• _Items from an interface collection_
━━━

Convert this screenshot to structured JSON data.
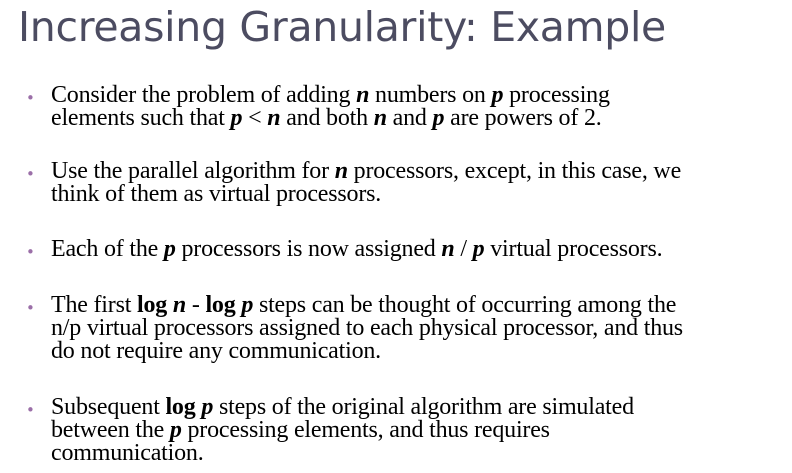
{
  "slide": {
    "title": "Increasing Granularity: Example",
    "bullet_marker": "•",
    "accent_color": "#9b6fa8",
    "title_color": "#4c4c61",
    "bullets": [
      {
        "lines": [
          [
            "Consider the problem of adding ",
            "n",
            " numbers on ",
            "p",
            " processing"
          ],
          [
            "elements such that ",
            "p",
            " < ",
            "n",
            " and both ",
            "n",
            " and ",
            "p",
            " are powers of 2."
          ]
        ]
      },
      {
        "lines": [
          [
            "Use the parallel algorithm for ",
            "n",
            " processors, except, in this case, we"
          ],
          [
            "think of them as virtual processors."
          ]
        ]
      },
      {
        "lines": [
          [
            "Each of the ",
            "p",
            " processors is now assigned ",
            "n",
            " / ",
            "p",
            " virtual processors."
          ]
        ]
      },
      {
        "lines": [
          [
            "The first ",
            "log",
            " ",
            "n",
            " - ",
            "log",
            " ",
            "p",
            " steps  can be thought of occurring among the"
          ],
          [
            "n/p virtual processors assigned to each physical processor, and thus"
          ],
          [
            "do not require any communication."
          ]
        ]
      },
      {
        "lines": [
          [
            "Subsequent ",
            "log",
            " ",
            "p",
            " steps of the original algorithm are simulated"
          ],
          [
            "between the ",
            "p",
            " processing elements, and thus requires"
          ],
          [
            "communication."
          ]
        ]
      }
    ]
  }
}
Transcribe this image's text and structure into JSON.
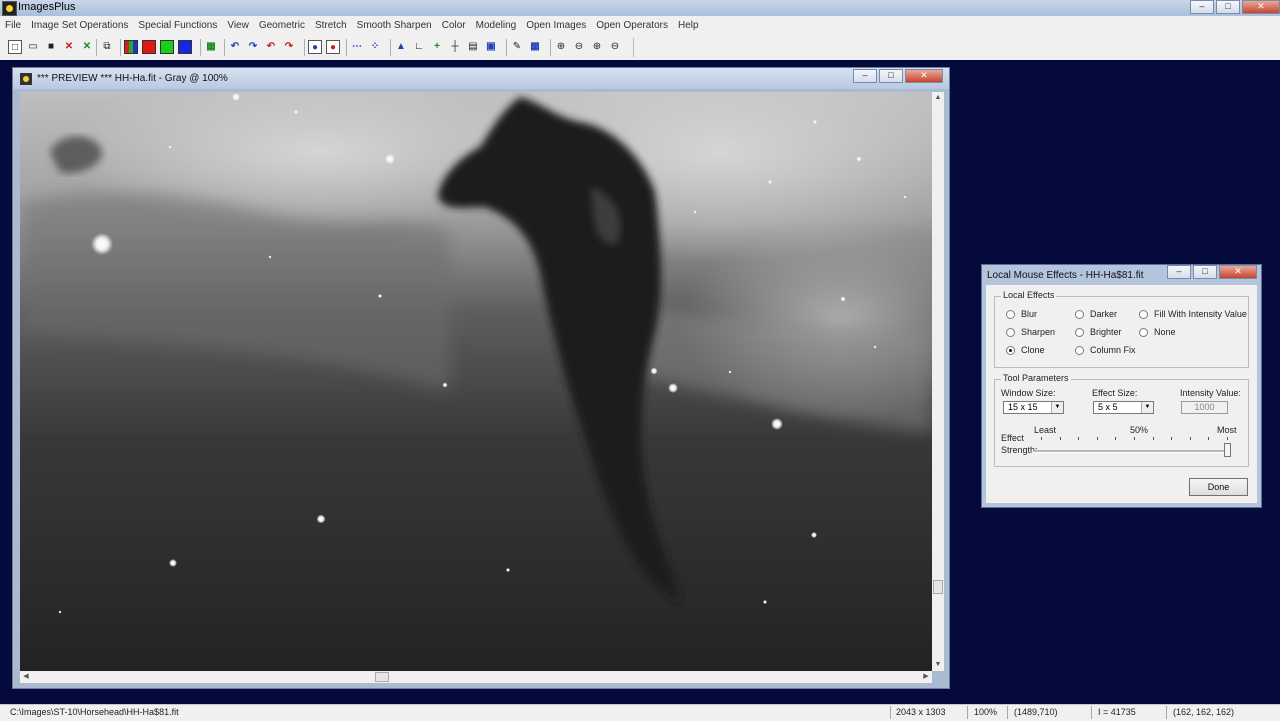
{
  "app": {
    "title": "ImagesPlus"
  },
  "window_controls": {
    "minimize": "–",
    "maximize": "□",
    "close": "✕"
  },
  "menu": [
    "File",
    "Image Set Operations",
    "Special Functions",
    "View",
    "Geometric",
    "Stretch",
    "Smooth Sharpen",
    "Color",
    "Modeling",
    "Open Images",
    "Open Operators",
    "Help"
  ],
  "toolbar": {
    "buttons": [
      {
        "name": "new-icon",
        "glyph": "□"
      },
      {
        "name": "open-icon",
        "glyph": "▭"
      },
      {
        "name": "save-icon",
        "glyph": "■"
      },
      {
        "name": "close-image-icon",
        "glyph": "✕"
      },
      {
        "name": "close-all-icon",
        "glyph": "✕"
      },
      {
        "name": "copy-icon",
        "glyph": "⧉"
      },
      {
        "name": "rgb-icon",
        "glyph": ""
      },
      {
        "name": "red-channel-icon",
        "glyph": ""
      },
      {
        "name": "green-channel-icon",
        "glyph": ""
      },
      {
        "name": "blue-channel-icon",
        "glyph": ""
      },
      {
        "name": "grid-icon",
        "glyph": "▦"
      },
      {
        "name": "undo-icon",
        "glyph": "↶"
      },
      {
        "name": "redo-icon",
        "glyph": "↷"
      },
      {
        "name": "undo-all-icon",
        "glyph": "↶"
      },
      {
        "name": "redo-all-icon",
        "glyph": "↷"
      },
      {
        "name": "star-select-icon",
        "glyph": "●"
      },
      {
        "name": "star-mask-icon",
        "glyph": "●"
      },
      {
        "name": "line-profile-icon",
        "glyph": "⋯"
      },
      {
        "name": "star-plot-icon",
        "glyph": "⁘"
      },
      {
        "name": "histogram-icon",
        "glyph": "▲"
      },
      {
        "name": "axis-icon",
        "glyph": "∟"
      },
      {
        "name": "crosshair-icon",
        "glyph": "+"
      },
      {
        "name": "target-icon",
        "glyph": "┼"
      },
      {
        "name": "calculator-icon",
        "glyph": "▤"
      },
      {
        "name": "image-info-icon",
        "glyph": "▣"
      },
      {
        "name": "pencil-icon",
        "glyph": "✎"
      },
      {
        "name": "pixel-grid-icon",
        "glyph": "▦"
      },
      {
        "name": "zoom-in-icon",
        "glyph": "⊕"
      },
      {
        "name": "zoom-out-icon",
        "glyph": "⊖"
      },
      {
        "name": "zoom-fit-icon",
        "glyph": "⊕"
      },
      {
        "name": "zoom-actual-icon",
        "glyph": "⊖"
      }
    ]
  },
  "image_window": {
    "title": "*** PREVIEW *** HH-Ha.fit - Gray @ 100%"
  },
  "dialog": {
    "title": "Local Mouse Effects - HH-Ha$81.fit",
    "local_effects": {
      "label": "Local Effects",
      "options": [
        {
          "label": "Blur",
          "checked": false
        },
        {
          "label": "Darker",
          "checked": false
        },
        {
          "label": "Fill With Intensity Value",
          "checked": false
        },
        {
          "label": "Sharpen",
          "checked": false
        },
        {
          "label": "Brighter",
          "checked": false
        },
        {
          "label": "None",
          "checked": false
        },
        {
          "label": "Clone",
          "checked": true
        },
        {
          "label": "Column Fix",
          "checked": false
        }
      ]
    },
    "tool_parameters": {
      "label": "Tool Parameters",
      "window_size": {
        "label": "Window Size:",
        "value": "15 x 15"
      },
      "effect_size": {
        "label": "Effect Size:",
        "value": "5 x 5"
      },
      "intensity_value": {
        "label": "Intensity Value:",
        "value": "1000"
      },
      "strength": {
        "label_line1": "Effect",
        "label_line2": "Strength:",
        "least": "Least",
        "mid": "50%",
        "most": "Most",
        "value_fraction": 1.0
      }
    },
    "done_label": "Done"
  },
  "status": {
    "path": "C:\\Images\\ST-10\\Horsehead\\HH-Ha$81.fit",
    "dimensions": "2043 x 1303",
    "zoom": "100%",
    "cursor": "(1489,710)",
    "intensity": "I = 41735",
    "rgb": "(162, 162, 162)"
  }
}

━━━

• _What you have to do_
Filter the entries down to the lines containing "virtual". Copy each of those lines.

• _Exercise answer_
            "think of them as virtual processors."
            " virtual processors."
            "n/p virtual processors assigned to each physical processor, and thus"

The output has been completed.